I wrote to Liz, and she wrote back. She asked me if I would accept her invitation to come to Heal For Life. She knew how hard this journey was, and wanted to make sure I was going to be OK. I had read about Heal For Life. It seemed like an awesome place, and I had wished I was in Australia to attend it. There was several programs to choose from. Liz invited me to the private retreat, or the regular healing week. Something told me this was something I really needed to do. You know how the little voice inside you just screams sometimes? So, I worked out when I could get leave. I knew I had enough frequent flyer miles to do the trip. I just had to work out when there was a healing week and flights….

So in March I finally made it back to Australia. Funnily enough, it was the one week of the year that Liz wasn’t at Heal For Life. She was on a cruise with her sister, but it was still amazing.

My brother drove me up a long winding road out into the Hunter Valley. There was trees, and birds, and a whole lot of quiet. It was far away from the city, and any potential of anybody seeing me. I didn’t have to worry about any rogue photographers, or ending up in the paper.

Heal For Life was the most amazing thing I have ever done for myself. I arrived on Sunday afternoon, not knowing what to expect, and I left the following Friday as a completely different person.

Every morning we were greeted by kangaroos and wild birds. We got up and made breakfast, before starting our day of healing. There was a group of ten of us at that week. We were all apprehensive, and then we opened up. We realized we all had own own issues, and nobody else was going to judge us. It wasn’t like a group therapy session, where everyone spent an hour talking, and then had to go back to their normal life. This wasn’t like talking to a shrink, who just sits there and writes in a book, and doesn’t understand what you’re really going through.

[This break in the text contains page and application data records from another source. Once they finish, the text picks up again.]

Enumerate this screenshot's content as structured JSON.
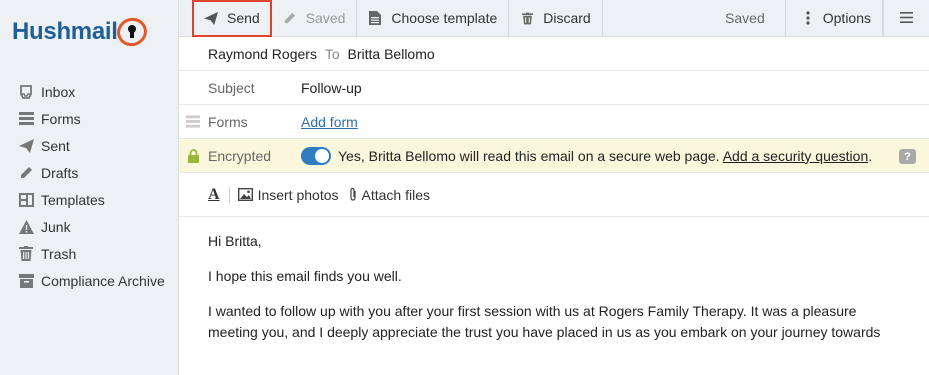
{
  "logo": {
    "text": "Hushmail"
  },
  "sidebar": {
    "items": [
      {
        "label": "Inbox",
        "icon": "inbox-icon"
      },
      {
        "label": "Forms",
        "icon": "forms-icon"
      },
      {
        "label": "Sent",
        "icon": "send-icon"
      },
      {
        "label": "Drafts",
        "icon": "pencil-icon"
      },
      {
        "label": "Templates",
        "icon": "templates-icon"
      },
      {
        "label": "Junk",
        "icon": "warning-icon"
      },
      {
        "label": "Trash",
        "icon": "trash-icon"
      },
      {
        "label": "Compliance Archive",
        "icon": "archive-icon"
      }
    ]
  },
  "toolbar": {
    "send_label": "Send",
    "saved_label": "Saved",
    "template_label": "Choose template",
    "discard_label": "Discard",
    "status": "Saved",
    "options_label": "Options"
  },
  "compose": {
    "from": "Raymond Rogers",
    "to_word": "To",
    "recipient": "Britta Bellomo",
    "subject_label": "Subject",
    "subject_value": "Follow-up",
    "forms_label": "Forms",
    "add_form": "Add form",
    "encrypted_label": "Encrypted",
    "encrypted_on": true,
    "encrypted_text": "Yes, Britta Bellomo will read this email on a secure web page.",
    "security_question": "Add a security question",
    "help": "?"
  },
  "format": {
    "font_label": "A",
    "insert_photos": "Insert photos",
    "attach_files": "Attach files"
  },
  "body": {
    "greeting": "Hi Britta,",
    "p1": "I hope this email finds you well.",
    "p2": "I wanted to follow up with you after your first session with us at Rogers Family Therapy. It was a pleasure meeting you, and I deeply appreciate the trust you have placed in us as you embark on your journey towards"
  },
  "colors": {
    "accent": "#2f7ec4",
    "send_border": "#e0432e",
    "logo_blue": "#1f5f96",
    "logo_orange": "#e2592a",
    "encrypted_bg": "#fbf7dc",
    "lock_green": "#9bb63b"
  }
}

All of the carers at Heal For Life are survivors themselves. They’ve been through the journey. They don’t judge, or give you a simple pat on the back and say “there, there, it’ll all be ok”. Instead, this was completely the opposite. You were encouraged to scream, shout, cry, talk, punch things. Do whatever you needed to do to let the pain out. We learnt about triggers, and what happens when we are triggered, and how to de-trigger. We learnt how what we went through as kids can affect our decisions as an adult.

I knew I was working stuff out when I decided to go swimming in the pond. Even though I scuba, I’m actually quite terrified of water. I’m fine with the air tank, once I’m under water, but fresh water, and being on the surface freak me out. By Wednesday, I was swimming around in the pond….

I’m not a crier, or an emotional person. I’ve always just pushed it all deep down inside. I learnt to cry at Heal For Life. I learnt to let my emotions out, instead of just bottling it all up. Even my masseuse has noticed the difference. I no longer have giant knots in my back.

When my brother picked me up, we had a long hard talk. We talked about things I never would have talked about before. And I was fine. I had already worked out so many issues, I could handle our conversation.

Before Heal For Life, I wasn’t sure if I could handle coming back to Australia again. Now I miss it. It feels like home again, like it no longer only holds bad memories. It also made me realize I was strong enough to get through the next year, and going to court. I know there will be bad days, but now I know how to respond to those moments, and move past them.

Heal For Life made me a better person. It made me strong, it made me happy again. I wish everyone who had been through some kind of childhood trauma could go there.

I can never thank Liz Mullinar enough for creating Heal For Life, and for inviting me to come down and experience it. It has completely changed my life.

I encourage anyone who needs to heal to look into attending a healing week. It seems scary, but it really will be an amazing thing to do for yourself.